Wilson sought to attract customers by demonstrating that his supply chain had as few links as possible. With fewer exchanges and fewer intermediaries attempting to earn profits during each exchange, he could “sell on the lowest terms” to colonial consumers. Thanks to his shrewd arrangements with “the manufactories and importers” in England, Wilson assured potential customers that they paid only what was necessary rather than contributing to the wealth of faraway merchants.

July 2

What was advertised in a colonial American newspaper 250 years ago today?

Jul 2 - 7:2:1767 Pennsylvania Gazette
Pennsylvania Gazette (July 2, 1767).

“A Variety of other Articles (advertised in the May Papers).”

In an advertisement in the July 2, 1767, issue of the Pennsylvania Gazette, Philip Wilson announced that he sold “A NEAT assortment of Merchandize” at his store on Front Street, just three doors down from “the Tea-pot, at Chestnut-street Corner.” He listed more than a dozen specific items, but also indicated that he carried “a Variety of other Articles (advertised in the May Papers).”

This note near the end of the Wilson’s advertisement suggests how he imagined colonial consumers interacted with advertisement in their local newspapers.

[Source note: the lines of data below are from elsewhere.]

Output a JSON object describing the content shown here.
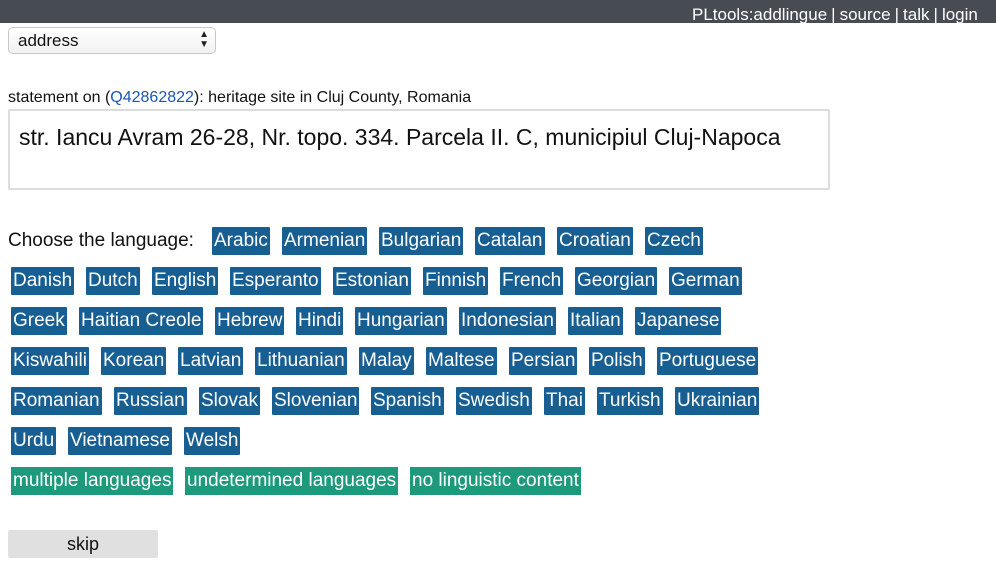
{
  "topbar": {
    "links": [
      "PLtools:addlingue",
      "source",
      "talk",
      "login"
    ]
  },
  "property_select": {
    "value": "address"
  },
  "statement": {
    "prefix": "statement on (",
    "item_id": "Q42862822",
    "suffix": "): heritage site in Cluj County, Romania"
  },
  "value_text": "str. Iancu Avram 26-28, Nr. topo. 334. Parcela II. C, municipiul Cluj-Napoca",
  "choose_label": "Choose the language:",
  "languages": [
    "Arabic",
    "Armenian",
    "Bulgarian",
    "Catalan",
    "Croatian",
    "Czech",
    "Danish",
    "Dutch",
    "English",
    "Esperanto",
    "Estonian",
    "Finnish",
    "French",
    "Georgian",
    "German",
    "Greek",
    "Haitian Creole",
    "Hebrew",
    "Hindi",
    "Hungarian",
    "Indonesian",
    "Italian",
    "Japanese",
    "Kiswahili",
    "Korean",
    "Latvian",
    "Lithuanian",
    "Malay",
    "Maltese",
    "Persian",
    "Polish",
    "Portuguese",
    "Romanian",
    "Russian",
    "Slovak",
    "Slovenian",
    "Spanish",
    "Swedish",
    "Thai",
    "Turkish",
    "Ukrainian",
    "Urdu",
    "Vietnamese",
    "Welsh"
  ],
  "special_options": [
    "multiple languages",
    "undetermined languages",
    "no linguistic content"
  ],
  "skip_label": "skip",
  "colors": {
    "topbar_bg": "#474b52",
    "language_button": "#175f93",
    "special_button": "#1c9a7b",
    "link": "#1a55b5"
  }
}
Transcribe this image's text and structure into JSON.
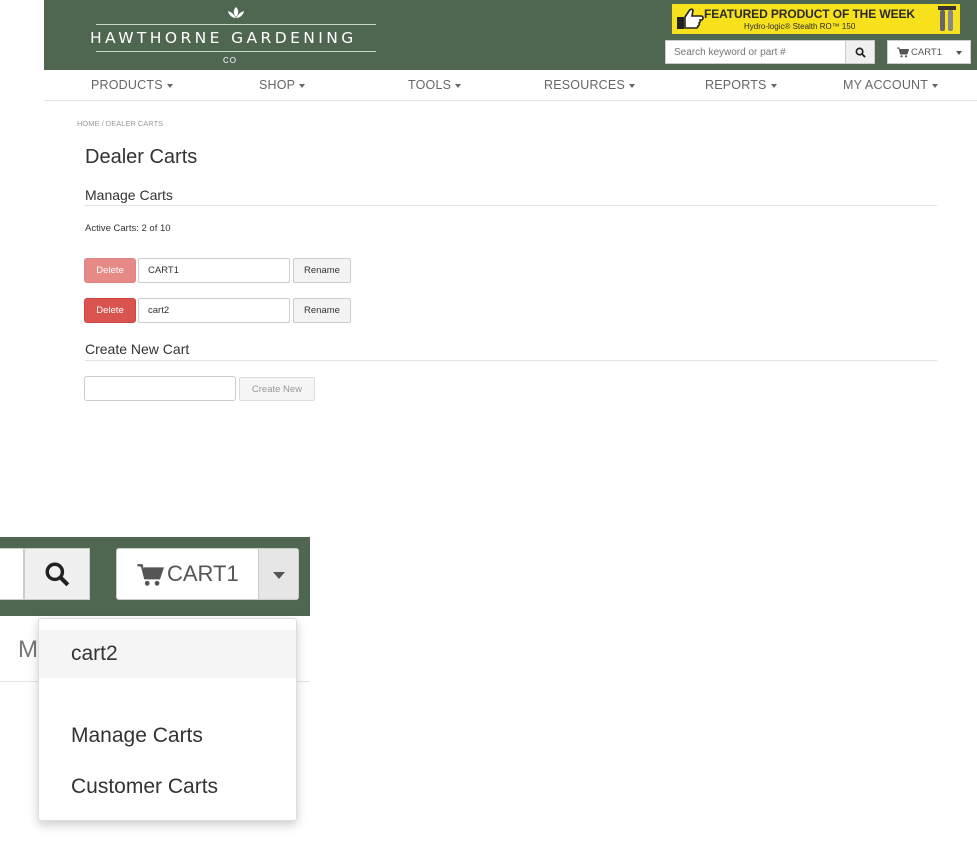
{
  "header": {
    "brand_name": "HAWTHORNE GARDENING",
    "brand_suffix": "CO",
    "featured_title": "FEATURED PRODUCT OF THE WEEK",
    "featured_subtitle": "Hydro-logic® Stealth RO™ 150",
    "search_placeholder": "Search keyword or part #",
    "cart_label": "CART1",
    "colors": {
      "header_bg": "#4f6650",
      "featured_bg": "#f7e11d",
      "danger": "#d9534f"
    }
  },
  "nav": {
    "items": [
      "PRODUCTS",
      "SHOP",
      "TOOLS",
      "RESOURCES",
      "REPORTS",
      "MY ACCOUNT"
    ]
  },
  "breadcrumb": {
    "home": "HOME",
    "separator": "/",
    "current": "DEALER CARTS"
  },
  "page": {
    "title": "Dealer Carts",
    "manage_heading": "Manage Carts",
    "active_carts": "Active Carts: 2 of 10",
    "carts": [
      {
        "delete_label": "Delete",
        "name": "CART1",
        "rename_label": "Rename",
        "delete_enabled": false
      },
      {
        "delete_label": "Delete",
        "name": "cart2",
        "rename_label": "Rename",
        "delete_enabled": true
      }
    ],
    "create_heading": "Create New Cart",
    "new_cart_value": "",
    "create_label": "Create New"
  },
  "zoom": {
    "cart_label": "CART1",
    "nav_partial": "M",
    "menu_items": [
      "cart2",
      "Manage Carts",
      "Customer Carts"
    ]
  }
}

Most likely he did not expect readers to remember the particulars of his advertisements published two months earlier, not given that during that time the Pennsylvania Gazette regularly included a four-page supplement devoted exclusively to advertising in addition to all of the advertising in each standard issue. In addition, residents of Philadelphia were also exposed to advertisements in the Pennsylvania Chronicle and the Pennsylvania Journal. The proliferation of newspaper advertising that occurred in Philadelphia by the 1760s made it unlikely that readers would remember Wilson’s original notice unless it included especially noteworthy or innovative appeals to distinguish it from others. (It did not.)

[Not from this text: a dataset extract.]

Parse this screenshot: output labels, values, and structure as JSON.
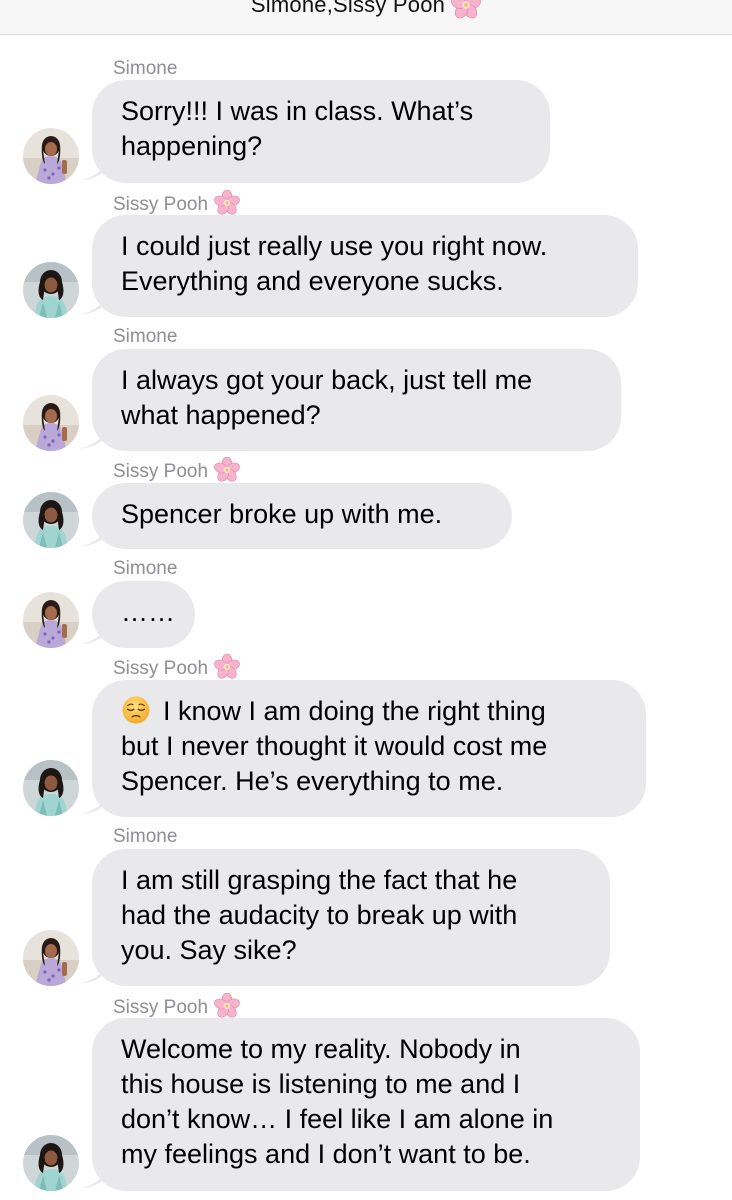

Jul 2 - 5:14:1767 Pennsylvania Gazette.jpg
Pennsylvania Gazette (May 14, 1767).

Instead, Wilson assumed that his potential customers were active readers – very active readers – who had access to issues of the Pennsylvania Gazette published and distributed weeks earlier. In mentioning that he had previously advertised and listed a greater assortment of merchandise, he offered directions for locating a more complete accounting of his wares, anticipating that at least some readers would take the time and make the effort to do so. In turn, Wilson’s reference to his advertisements in previous issues suggests that some subscribers held onto their newspapers for some time before discarding them. Some of those subscribers may have included proprietors of coffeehouses, establishments known for providing newspapers among the many amenities offered to patrons.

Wilson was not alone in making assumptions that readers would look for advertisement inserted in previous issues.  Samuel Nightingale, Jr., deployed a similar technique in the Providence Gazette the previous November, though he directed readers to specific issues by number.

The masthead of the Pennsylvania Gazette proclaimed that it “Contain[ed] the Freshest Advices, Foreign and Domestic,” but some subscribers and coffeehouses likely created small archives of what was becoming old news (and advertisements), at least going back a few months, for perusal and reference. Philip Wilson assumed potential customers had some way to access a list of the “Variety of other Articles (advertised in the May Papers).”